--- THE DATA ---
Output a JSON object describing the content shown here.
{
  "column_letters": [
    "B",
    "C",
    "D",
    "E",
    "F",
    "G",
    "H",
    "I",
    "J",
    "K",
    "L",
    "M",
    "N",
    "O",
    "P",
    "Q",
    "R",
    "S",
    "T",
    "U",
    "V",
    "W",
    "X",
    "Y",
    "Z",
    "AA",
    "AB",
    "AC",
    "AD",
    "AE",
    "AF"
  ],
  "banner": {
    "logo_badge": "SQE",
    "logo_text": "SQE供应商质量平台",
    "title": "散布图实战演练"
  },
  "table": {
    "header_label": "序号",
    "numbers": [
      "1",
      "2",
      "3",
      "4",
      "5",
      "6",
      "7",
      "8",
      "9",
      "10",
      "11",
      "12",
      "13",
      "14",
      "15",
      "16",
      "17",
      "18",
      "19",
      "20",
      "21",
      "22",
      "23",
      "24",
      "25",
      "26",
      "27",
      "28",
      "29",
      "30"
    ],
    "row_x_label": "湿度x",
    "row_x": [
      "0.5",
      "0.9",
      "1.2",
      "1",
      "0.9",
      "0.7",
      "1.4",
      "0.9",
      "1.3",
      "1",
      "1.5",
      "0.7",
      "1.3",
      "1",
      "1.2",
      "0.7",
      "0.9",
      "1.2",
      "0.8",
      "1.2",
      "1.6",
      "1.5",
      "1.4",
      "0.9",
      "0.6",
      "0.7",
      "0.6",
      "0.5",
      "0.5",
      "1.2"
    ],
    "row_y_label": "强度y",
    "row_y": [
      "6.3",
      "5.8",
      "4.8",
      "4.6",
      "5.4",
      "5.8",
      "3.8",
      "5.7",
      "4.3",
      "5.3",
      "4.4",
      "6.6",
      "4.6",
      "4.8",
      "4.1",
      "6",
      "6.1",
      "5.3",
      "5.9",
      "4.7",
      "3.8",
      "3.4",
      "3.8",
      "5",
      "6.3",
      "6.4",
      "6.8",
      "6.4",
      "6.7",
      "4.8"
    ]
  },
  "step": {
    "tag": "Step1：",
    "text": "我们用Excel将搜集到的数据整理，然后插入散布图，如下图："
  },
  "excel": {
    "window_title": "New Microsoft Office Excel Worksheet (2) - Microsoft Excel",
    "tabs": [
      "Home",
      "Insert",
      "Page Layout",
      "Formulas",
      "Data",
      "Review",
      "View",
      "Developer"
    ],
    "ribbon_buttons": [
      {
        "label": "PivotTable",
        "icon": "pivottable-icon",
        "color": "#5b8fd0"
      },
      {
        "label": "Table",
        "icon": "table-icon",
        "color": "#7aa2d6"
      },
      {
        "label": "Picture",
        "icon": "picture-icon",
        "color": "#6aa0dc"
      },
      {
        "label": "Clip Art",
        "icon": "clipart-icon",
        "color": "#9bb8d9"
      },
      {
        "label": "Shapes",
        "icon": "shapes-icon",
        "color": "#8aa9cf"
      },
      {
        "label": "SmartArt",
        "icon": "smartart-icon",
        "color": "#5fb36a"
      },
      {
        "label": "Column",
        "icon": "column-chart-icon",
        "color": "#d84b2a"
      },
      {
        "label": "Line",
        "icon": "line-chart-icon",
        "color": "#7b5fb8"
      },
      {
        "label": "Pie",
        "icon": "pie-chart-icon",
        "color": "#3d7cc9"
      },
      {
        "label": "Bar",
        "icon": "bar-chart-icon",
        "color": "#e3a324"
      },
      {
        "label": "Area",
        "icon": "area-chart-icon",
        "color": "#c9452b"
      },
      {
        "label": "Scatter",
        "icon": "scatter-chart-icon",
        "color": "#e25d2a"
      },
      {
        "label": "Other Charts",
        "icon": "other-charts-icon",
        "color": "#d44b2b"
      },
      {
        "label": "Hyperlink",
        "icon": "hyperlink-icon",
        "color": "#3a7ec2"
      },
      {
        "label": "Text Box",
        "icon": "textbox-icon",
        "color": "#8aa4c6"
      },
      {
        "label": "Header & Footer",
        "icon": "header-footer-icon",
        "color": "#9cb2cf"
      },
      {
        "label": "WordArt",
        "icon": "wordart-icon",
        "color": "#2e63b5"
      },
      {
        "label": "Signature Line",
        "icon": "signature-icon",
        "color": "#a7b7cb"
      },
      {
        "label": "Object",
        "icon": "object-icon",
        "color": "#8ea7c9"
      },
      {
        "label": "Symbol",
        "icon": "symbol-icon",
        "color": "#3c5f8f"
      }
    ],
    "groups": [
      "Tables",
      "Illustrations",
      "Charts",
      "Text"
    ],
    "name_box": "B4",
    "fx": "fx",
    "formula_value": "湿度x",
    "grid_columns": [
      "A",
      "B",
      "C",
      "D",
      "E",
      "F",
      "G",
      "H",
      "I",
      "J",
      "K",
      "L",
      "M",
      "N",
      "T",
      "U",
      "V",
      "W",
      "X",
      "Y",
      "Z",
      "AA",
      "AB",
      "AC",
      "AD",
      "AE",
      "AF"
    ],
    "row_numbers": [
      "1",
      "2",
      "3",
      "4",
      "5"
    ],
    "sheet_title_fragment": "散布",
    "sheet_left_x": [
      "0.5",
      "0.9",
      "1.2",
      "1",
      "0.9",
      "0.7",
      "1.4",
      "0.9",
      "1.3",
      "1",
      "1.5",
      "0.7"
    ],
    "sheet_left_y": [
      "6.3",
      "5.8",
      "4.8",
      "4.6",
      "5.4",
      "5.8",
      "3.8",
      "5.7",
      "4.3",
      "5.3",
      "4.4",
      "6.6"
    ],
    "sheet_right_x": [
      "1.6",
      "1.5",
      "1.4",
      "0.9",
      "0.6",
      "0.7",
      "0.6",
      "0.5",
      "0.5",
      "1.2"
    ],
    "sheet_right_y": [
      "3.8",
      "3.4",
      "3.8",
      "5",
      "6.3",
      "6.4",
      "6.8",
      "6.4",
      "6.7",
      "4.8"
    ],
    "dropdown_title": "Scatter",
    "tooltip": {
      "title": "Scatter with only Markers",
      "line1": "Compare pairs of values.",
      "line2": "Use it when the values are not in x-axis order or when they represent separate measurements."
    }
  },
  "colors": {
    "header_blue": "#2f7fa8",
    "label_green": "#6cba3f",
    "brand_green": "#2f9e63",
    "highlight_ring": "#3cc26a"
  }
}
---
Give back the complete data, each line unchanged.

TASK RESPONSE:
Output a JSON object describing the content shown here.
{
  "column_letters": [
    "B",
    "C",
    "D",
    "E",
    "F",
    "G",
    "H",
    "I",
    "J",
    "K",
    "L",
    "M",
    "N",
    "O",
    "P",
    "Q",
    "R",
    "S",
    "T",
    "U",
    "V",
    "W",
    "X",
    "Y",
    "Z",
    "AA",
    "AB",
    "AC",
    "AD",
    "AE",
    "AF"
  ],
  "banner": {
    "logo_badge": "SQE",
    "logo_text": "SQE供应商质量平台",
    "title": "散布图实战演练"
  },
  "table": {
    "header_label": "序号",
    "numbers": [
      "1",
      "2",
      "3",
      "4",
      "5",
      "6",
      "7",
      "8",
      "9",
      "10",
      "11",
      "12",
      "13",
      "14",
      "15",
      "16",
      "17",
      "18",
      "19",
      "20",
      "21",
      "22",
      "23",
      "24",
      "25",
      "26",
      "27",
      "28",
      "29",
      "30"
    ],
    "row_x_label": "湿度x",
    "row_x": [
      "0.5",
      "0.9",
      "1.2",
      "1",
      "0.9",
      "0.7",
      "1.4",
      "0.9",
      "1.3",
      "1",
      "1.5",
      "0.7",
      "1.3",
      "1",
      "1.2",
      "0.7",
      "0.9",
      "1.2",
      "0.8",
      "1.2",
      "1.6",
      "1.5",
      "1.4",
      "0.9",
      "0.6",
      "0.7",
      "0.6",
      "0.5",
      "0.5",
      "1.2"
    ],
    "row_y_label": "强度y",
    "row_y": [
      "6.3",
      "5.8",
      "4.8",
      "4.6",
      "5.4",
      "5.8",
      "3.8",
      "5.7",
      "4.3",
      "5.3",
      "4.4",
      "6.6",
      "4.6",
      "4.8",
      "4.1",
      "6",
      "6.1",
      "5.3",
      "5.9",
      "4.7",
      "3.8",
      "3.4",
      "3.8",
      "5",
      "6.3",
      "6.4",
      "6.8",
      "6.4",
      "6.7",
      "4.8"
    ]
  },
  "step": {
    "tag": "Step1：",
    "text": "我们用Excel将搜集到的数据整理，然后插入散布图，如下图："
  },
  "excel": {
    "window_title": "New Microsoft Office Excel Worksheet (2) - Microsoft Excel",
    "tabs": [
      "Home",
      "Insert",
      "Page Layout",
      "Formulas",
      "Data",
      "Review",
      "View",
      "Developer"
    ],
    "ribbon_buttons": [
      {
        "label": "PivotTable",
        "icon": "pivottable-icon",
        "color": "#5b8fd0"
      },
      {
        "label": "Table",
        "icon": "table-icon",
        "color": "#7aa2d6"
      },
      {
        "label": "Picture",
        "icon": "picture-icon",
        "color": "#6aa0dc"
      },
      {
        "label": "Clip Art",
        "icon": "clipart-icon",
        "color": "#9bb8d9"
      },
      {
        "label": "Shapes",
        "icon": "shapes-icon",
        "color": "#8aa9cf"
      },
      {
        "label": "SmartArt",
        "icon": "smartart-icon",
        "color": "#5fb36a"
      },
      {
        "label": "Column",
        "icon": "column-chart-icon",
        "color": "#d84b2a"
      },
      {
        "label": "Line",
        "icon": "line-chart-icon",
        "color": "#7b5fb8"
      },
      {
        "label": "Pie",
        "icon": "pie-chart-icon",
        "color": "#3d7cc9"
      },
      {
        "label": "Bar",
        "icon": "bar-chart-icon",
        "color": "#e3a324"
      },
      {
        "label": "Area",
        "icon": "area-chart-icon",
        "color": "#c9452b"
      },
      {
        "label": "Scatter",
        "icon": "scatter-chart-icon",
        "color": "#e25d2a"
      },
      {
        "label": "Other Charts",
        "icon": "other-charts-icon",
        "color": "#d44b2b"
      },
      {
        "label": "Hyperlink",
        "icon": "hyperlink-icon",
        "color": "#3a7ec2"
      },
      {
        "label": "Text Box",
        "icon": "textbox-icon",
        "color": "#8aa4c6"
      },
      {
        "label": "Header & Footer",
        "icon": "header-footer-icon",
        "color": "#9cb2cf"
      },
      {
        "label": "WordArt",
        "icon": "wordart-icon",
        "color": "#2e63b5"
      },
      {
        "label": "Signature Line",
        "icon": "signature-icon",
        "color": "#a7b7cb"
      },
      {
        "label": "Object",
        "icon": "object-icon",
        "color": "#8ea7c9"
      },
      {
        "label": "Symbol",
        "icon": "symbol-icon",
        "color": "#3c5f8f"
      }
    ],
    "groups": [
      "Tables",
      "Illustrations",
      "Charts",
      "Text"
    ],
    "name_box": "B4",
    "fx": "fx",
    "formula_value": "湿度x",
    "grid_columns": [
      "A",
      "B",
      "C",
      "D",
      "E",
      "F",
      "G",
      "H",
      "I",
      "J",
      "K",
      "L",
      "M",
      "N",
      "T",
      "U",
      "V",
      "W",
      "X",
      "Y",
      "Z",
      "AA",
      "AB",
      "AC",
      "AD",
      "AE",
      "AF"
    ],
    "row_numbers": [
      "1",
      "2",
      "3",
      "4",
      "5"
    ],
    "sheet_title_fragment": "散布",
    "sheet_left_x": [
      "0.5",
      "0.9",
      "1.2",
      "1",
      "0.9",
      "0.7",
      "1.4",
      "0.9",
      "1.3",
      "1",
      "1.5",
      "0.7"
    ],
    "sheet_left_y": [
      "6.3",
      "5.8",
      "4.8",
      "4.6",
      "5.4",
      "5.8",
      "3.8",
      "5.7",
      "4.3",
      "5.3",
      "4.4",
      "6.6"
    ],
    "sheet_right_x": [
      "1.6",
      "1.5",
      "1.4",
      "0.9",
      "0.6",
      "0.7",
      "0.6",
      "0.5",
      "0.5",
      "1.2"
    ],
    "sheet_right_y": [
      "3.8",
      "3.4",
      "3.8",
      "5",
      "6.3",
      "6.4",
      "6.8",
      "6.4",
      "6.7",
      "4.8"
    ],
    "dropdown_title": "Scatter",
    "tooltip": {
      "title": "Scatter with only Markers",
      "line1": "Compare pairs of values.",
      "line2": "Use it when the values are not in x-axis order or when they represent separate measurements."
    }
  },
  "colors": {
    "header_blue": "#2f7fa8",
    "label_green": "#6cba3f",
    "brand_green": "#2f9e63",
    "highlight_ring": "#3cc26a"
  }
}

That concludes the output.